Much less common in English are words that are spelled slightly differently but still have the same meaning.
Imbed and embed belong is this second category. To cut right to the chase, they mean exactly the same thing. Still, one of these words is a better choice in writing situations where word choice is important, like academic and professional writing.
What is the Difference Between Imbed and Embed?
In this post, I will compare embed vs. imbed. I will use these spellings in example sentences, so that you can see them in context. Plus, I will show you a helpful memory tool that you can use as a reminder of which spelling to use in which situation.
When to Use Embed
What does embed mean? Embed is a verb. It means to nest something within something else. In the tech industry, some computer components are referred to as embedded solutions, and reporters who are attached to a military unit in a conflict location are called embedded journalists.
Here are a few more examples,
- Thousands of years of pressure embedded the diamond in a coal vein deep underground.
- If you embed a piece of chocolate within raw cookie dough, whoever eats the cookie will receive a tasty surprise.
- China’s government plans to embed cybersecurity police units at major Internet companies and websites to help prevent crimes such as fraud and “spreading of rumors,” state-run Xinhua News Agency reported Tuesday. –The Wall Street Journal
Embed is a regular verb, and its conjugation scheme is relatively simple, as conjugation schemes go.
Here are a few forms of embed in common tenses,
- I/we embed: first person singular and plural present tense
- You embed: second person singular and plural present tense
- He/she/it embeds: third person singular present tense
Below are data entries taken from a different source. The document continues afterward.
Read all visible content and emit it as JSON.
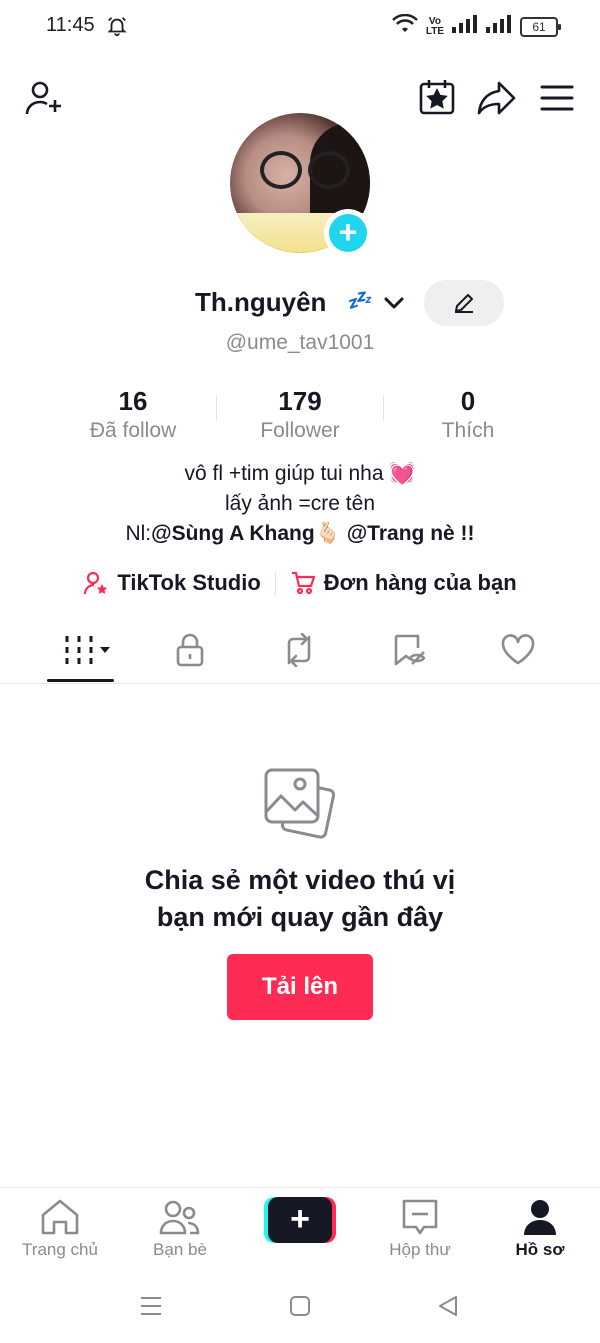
{
  "status_bar": {
    "time": "11:45",
    "volte_top": "Vo",
    "volte_bottom": "LTE",
    "battery": "61"
  },
  "top_bar": {
    "add_friend_icon": "person-add-icon",
    "calendar_icon": "calendar-star-icon",
    "share_icon": "share-arrow-icon",
    "menu_icon": "hamburger-menu-icon"
  },
  "profile": {
    "name": "Th.nguyên",
    "name_emoji": "💤",
    "handle": "@ume_tav1001",
    "add_avatar_symbol": "+",
    "edit_icon": "pencil-icon"
  },
  "stats": [
    {
      "value": "16",
      "label": "Đã follow"
    },
    {
      "value": "179",
      "label": "Follower"
    },
    {
      "value": "0",
      "label": "Thích"
    }
  ],
  "bio": {
    "line1": "vô fl +tim giúp tui nha 💓",
    "line2": "lấy ảnh =cre tên",
    "line3_prefix": "Nl:",
    "line3_mention1": "@Sùng A Khang",
    "line3_emoji": "🫰🏻",
    "line3_mention2": "@Trang nè !!"
  },
  "links": {
    "studio": "TikTok Studio",
    "orders": "Đơn hàng của bạn"
  },
  "tabs": [
    {
      "name": "videos-grid",
      "active": true
    },
    {
      "name": "private",
      "active": false
    },
    {
      "name": "reposts",
      "active": false
    },
    {
      "name": "favorites-hidden",
      "active": false
    },
    {
      "name": "liked",
      "active": false
    }
  ],
  "empty_state": {
    "title_line1": "Chia sẻ một video thú vị",
    "title_line2": "bạn mới quay gần đây",
    "button": "Tải lên"
  },
  "bottom_nav": [
    {
      "label": "Trang chủ",
      "icon": "home-icon",
      "active": false
    },
    {
      "label": "Bạn bè",
      "icon": "friends-icon",
      "active": false
    },
    {
      "label": "",
      "icon": "create-plus-icon",
      "active": false
    },
    {
      "label": "Hộp thư",
      "icon": "inbox-icon",
      "active": false
    },
    {
      "label": "Hồ sơ",
      "icon": "profile-icon",
      "active": true
    }
  ],
  "colors": {
    "accent": "#fe2c55",
    "cyan": "#25f4ee",
    "avatar_plus": "#20d5ec",
    "text": "#161823",
    "muted": "#8a8b91"
  }
}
- They embed: third person plural present tense
- Embedded: simple past tense
- Embedding: present participle
When to Use Imbed
What does imbed mean? Imbed is an alternate spelling of the same word. Neither form is more correct; they are both accepted spellings.
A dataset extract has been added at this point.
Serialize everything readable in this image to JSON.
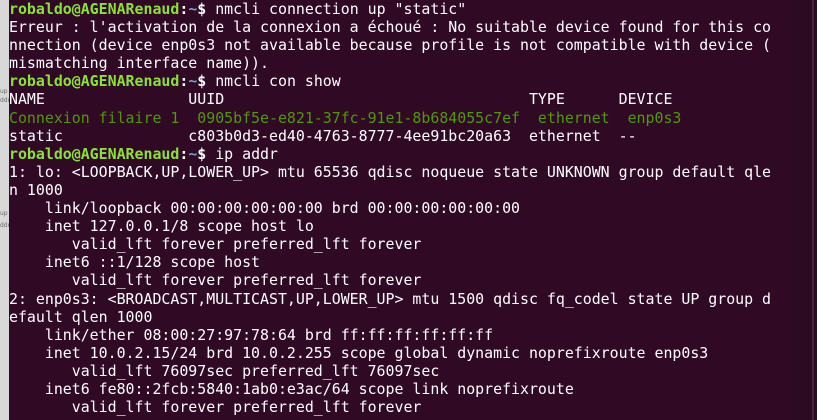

- Despite Google’s support of Clinton, and Trump’s tendency to hold grudges, the tech behemoth may very well succeed in its efforts to imbed itself in the new power structure. –The American Spectator
That said, since the dawn of the computer and Internet age, embed has emerged as the clearly preferred spelling.
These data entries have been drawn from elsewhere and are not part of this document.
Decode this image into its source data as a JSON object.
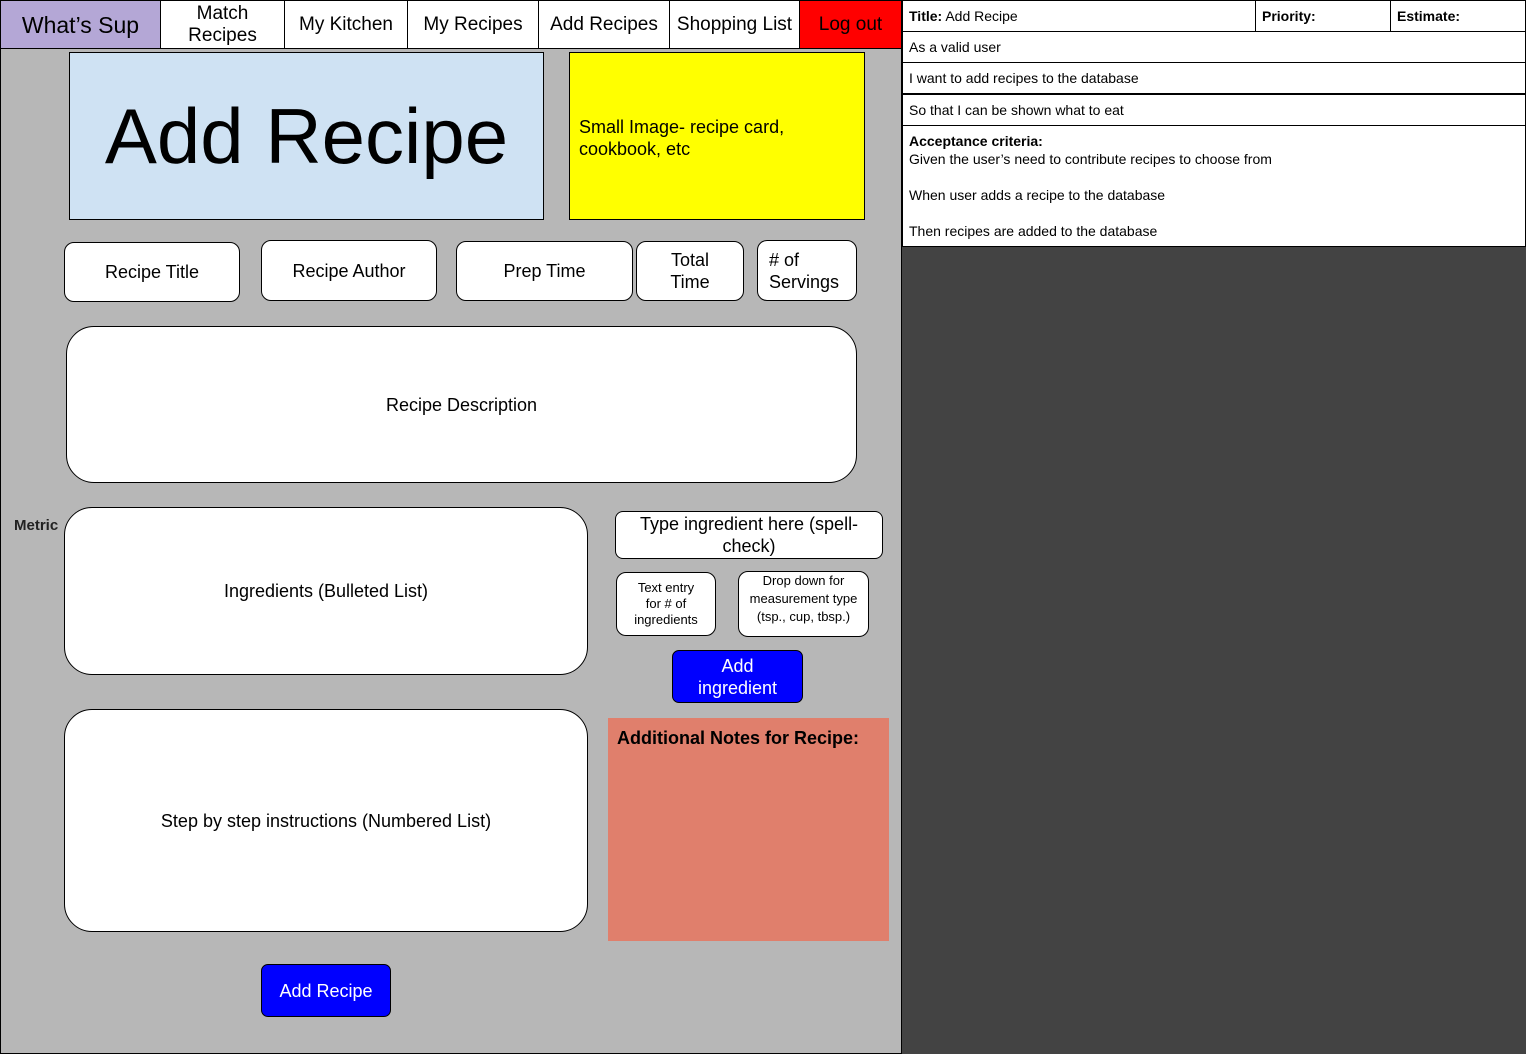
{
  "nav": {
    "brand": "What’s Sup",
    "match_recipes": "Match Recipes",
    "my_kitchen": "My Kitchen",
    "my_recipes": "My Recipes",
    "add_recipes": "Add Recipes",
    "shopping_list": "Shopping List",
    "log_out": "Log out"
  },
  "header": {
    "title": "Add Recipe",
    "image_placeholder": "Small Image- recipe card, cookbook, etc"
  },
  "fields": {
    "recipe_title": "Recipe Title",
    "recipe_author": "Recipe Author",
    "prep_time": "Prep Time",
    "total_time": "Total Time",
    "servings": "# of Servings",
    "description": "Recipe Description",
    "ingredients": "Ingredients (Bulleted List)",
    "instructions": "Step by step instructions (Numbered List)"
  },
  "ingredient_entry": {
    "metric_label": "Metric",
    "type_ingredient": "Type ingredient here (spell-check)",
    "quantity_entry": "Text entry for # of ingredients",
    "measurement_dropdown": "Drop down for measurement type (tsp., cup, tbsp.)",
    "add_ingredient": "Add ingredient"
  },
  "notes": {
    "label": "Additional Notes for Recipe:"
  },
  "submit": {
    "label": "Add Recipe"
  },
  "story": {
    "title_label": "Title:",
    "title_value": "Add Recipe",
    "priority_label": "Priority:",
    "estimate_label": "Estimate:",
    "as_a": "As a valid user",
    "i_want": "I want to add recipes to the database",
    "so_that": "So that I can be shown what to eat",
    "acceptance_label": "Acceptance criteria:",
    "given": "Given the user’s need to contribute recipes to choose from",
    "when": "When user adds a recipe to the database",
    "then": "Then recipes are added to the database"
  }
}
The graph below, which charts the relative usage of imbed vs. embed shows embed as the clear winner in common usage.
As you can see, the two variants were used about the same amount until around 1960, when writers started using embed much more frequently. Then as the dawn of personal computing began in the 1980s, this gap widened even more and has continued until the present day.
Trick to Remember the Difference
Technically, you could use either embed or imbed whenever you wanted. They are both correct. Since embed is so much more popular, though, it is probably the best choice for formal writing contexts, like academic and professional writing, or in computing contexts where it is likely to dominate.
In the case of embed vs. imbed, neither spelling is incorrect, but one spelling is more correct than the other. That is a good way to think about the two.
Since embed begins with the same three letters as the verb emblazon, it should be easy to remember to emblazon your writing with embed instead of imbed.
Is it imbed or embed? Imbed and embed are spelling variants of a verb that means to put something in something else.
- Embed is the better choice, even though imbed is not technically incorrect.